Dry lining is a technique used in construction to provide an alternative to traditional plastering. It involves fixing plasterboard to the walls or ceilings without using wet plaster. This method is becoming increasingly popular because it is faster, cleaner and more cost-effective than traditional methods.
At Plymouth Plastering Pros, we understand the importance of dry lining in modern construction. Our experienced professionals have extensive knowledge and skills in dry lining techniques, ensuring we deliver high-quality finishes every time. In addition, we work closely with our clients to provide tailored solutions that meet their specific requirements and budget. Our team also offers expert advice on choosing the best materials for your project, ensuring you get the best value for your investment.
Benefits of Dry Lining
The benefits of dry lining are numerous, ranging from energy savings to improved aesthetics. Firstly, dry lining enhances the insulation properties of walls by creating an air gap between the original brickwork or blockwork and the new plasterboard layer. This additional layer prevents heat from escaping through external walls during cold weather while keeping your home cool in hot summers.
Secondly, it acts as an excellent noise barrier by absorbing sound waves that would otherwise travel quickly through empty cavities or hollow internal walls. Finally, the dry lining can reduce indoor noise levels significantly, making it ideal for homes in noisy areas like busy streets or airports.
Lastly, the dry lining can enhance your home’s overall look and feel due to its smooth finish after installation. It creates a perfect base for painting or wallpapering without requiring additional preparation, such as plastering over rough surfaces.
Materials Used in Dry Lining
One of the most common materials used in dry lining is plasterboard, also known as gypsum board. Plasterboards are available in various sizes and thicknesses, making them versatile for different applications. In addition, they are lightweight yet durable, making them easy to handle and install.
Another material commonly used in the dry lining is insulation, which helps improve energy efficiency and reduce noise transmission. Mineral wool or polystyrene insulation boards can easily be incorporated into dry-lining systems.
In addition to these core materials, other accessories such as screws, jointing tapes, corner beads and adhesives may also be required depending on the project’s specific requirements.
How to Install Dry Lining
To install dry lining, you will need essential tools such as a measuring tape, saw, drill and screws, and specialized materials like plasterboard sheets and adhesive compound.

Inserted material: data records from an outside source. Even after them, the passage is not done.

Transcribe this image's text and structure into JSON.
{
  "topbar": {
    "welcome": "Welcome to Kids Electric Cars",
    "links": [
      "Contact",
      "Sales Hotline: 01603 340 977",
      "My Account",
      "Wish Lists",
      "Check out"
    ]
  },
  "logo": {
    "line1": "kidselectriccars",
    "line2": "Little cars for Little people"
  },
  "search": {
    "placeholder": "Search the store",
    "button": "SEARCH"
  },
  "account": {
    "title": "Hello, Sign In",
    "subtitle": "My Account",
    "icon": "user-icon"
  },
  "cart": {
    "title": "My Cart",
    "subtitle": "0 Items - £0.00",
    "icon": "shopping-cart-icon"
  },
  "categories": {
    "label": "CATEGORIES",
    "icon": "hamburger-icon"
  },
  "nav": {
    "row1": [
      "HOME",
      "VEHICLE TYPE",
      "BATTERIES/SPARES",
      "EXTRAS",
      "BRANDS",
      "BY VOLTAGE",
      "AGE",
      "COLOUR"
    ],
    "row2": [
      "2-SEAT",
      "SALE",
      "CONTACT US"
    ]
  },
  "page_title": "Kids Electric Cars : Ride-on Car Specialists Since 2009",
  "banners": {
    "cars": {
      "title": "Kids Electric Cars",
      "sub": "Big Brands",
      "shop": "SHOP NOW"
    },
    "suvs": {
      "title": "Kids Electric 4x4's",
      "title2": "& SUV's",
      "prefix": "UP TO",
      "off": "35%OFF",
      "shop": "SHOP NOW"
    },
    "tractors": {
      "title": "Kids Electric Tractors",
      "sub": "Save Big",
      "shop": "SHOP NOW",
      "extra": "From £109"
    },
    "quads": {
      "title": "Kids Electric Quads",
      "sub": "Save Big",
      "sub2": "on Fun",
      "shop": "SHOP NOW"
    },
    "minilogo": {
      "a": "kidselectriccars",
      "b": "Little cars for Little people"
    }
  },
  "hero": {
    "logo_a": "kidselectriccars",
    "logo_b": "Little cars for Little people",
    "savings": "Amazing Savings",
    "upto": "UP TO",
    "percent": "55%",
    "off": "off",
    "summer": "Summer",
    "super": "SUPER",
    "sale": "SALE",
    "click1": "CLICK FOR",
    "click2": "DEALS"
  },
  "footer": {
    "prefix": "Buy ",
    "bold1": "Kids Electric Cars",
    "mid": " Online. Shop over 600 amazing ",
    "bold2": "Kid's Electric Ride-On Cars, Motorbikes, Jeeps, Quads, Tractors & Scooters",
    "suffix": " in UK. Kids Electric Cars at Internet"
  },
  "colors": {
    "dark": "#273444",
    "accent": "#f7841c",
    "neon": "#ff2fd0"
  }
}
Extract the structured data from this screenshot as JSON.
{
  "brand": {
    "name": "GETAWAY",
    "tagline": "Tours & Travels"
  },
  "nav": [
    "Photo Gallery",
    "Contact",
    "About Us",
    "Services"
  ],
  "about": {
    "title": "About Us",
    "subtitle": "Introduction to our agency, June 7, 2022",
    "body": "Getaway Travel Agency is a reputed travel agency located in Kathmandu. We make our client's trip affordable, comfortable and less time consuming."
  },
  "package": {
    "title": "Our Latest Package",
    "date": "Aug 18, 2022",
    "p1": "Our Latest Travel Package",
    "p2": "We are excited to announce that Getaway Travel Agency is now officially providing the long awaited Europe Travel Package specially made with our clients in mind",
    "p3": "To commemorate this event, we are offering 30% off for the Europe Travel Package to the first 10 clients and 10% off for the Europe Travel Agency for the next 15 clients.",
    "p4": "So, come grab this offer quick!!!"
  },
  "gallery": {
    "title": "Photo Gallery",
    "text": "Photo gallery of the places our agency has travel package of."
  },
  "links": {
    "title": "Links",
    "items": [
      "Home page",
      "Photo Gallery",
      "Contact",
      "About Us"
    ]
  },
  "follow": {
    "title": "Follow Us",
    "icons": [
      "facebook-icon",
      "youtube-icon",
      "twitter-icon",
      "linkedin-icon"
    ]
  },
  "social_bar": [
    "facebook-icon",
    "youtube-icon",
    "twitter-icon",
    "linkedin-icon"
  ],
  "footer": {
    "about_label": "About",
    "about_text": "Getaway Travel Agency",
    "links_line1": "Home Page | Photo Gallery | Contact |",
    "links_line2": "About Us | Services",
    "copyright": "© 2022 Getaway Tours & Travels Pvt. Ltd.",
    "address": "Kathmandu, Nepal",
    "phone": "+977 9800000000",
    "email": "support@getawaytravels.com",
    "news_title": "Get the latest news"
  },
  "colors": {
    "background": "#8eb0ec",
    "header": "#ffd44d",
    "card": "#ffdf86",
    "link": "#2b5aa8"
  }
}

Before installation begins, it’s essential to ensure that all surfaces are clean and free of debris or loose material. The first step in installing dry lining is marking the area where the boards will be fixed onto the wall and then cutting these panels into sizes with a saw. Once this is completed, sheets should be fitted on top of timber battens or metal frames before securing them firmly using screws or adhesive compounds, depending on which method best suits your project needs.
Finally, when all panels have been installed, they must be sealed with a jointing compound, filling gaps between boards and creating a seamless finish – ready for painting if desired!
Advantages of Dry Lining
One advantage of dry lining is its thermal insulation properties. By adding insulation material between the wall and plasterboard layers, the dry lining can improve the energy efficiency of buildings by reducing heat loss through walls. It also helps to reduce noise levels between rooms due to its soundproofing qualities.
Another benefit is improved fire resistance. Dry lining systems can be designed with fire-rated materials that meet specific fire safety regulations, making them ideal for commercial buildings such as offices, schools and hospitals where safety is a top priority. Overall, dry lining offers many advantages over traditional methods for those looking to enhance their property’s performance whilst keeping installation time and cost low.
Disadvantages of Dry Lining
One significant disadvantage of dry lining is its reduced sound insulation properties compared to traditional wet plaster finishes. Dry-lined walls have lower acoustic performance due to their thinner structure and lack of density. Additionally, they may not provide sufficient fire resistance in a fire outbreak.
Another drawback is that dry linings are prone to cracking when exposed to movement or vibration from external sources such as traffic or footsteps. Furthermore, repairs can be challenging once damaged and require removing the entire panel instead of patching the affected area.
Dry lining is a versatile and efficient method of creating internal walls in modern construction projects. Its popularity looks set to continue as builders seek faster, cleaner working methods without compromising quality or performance.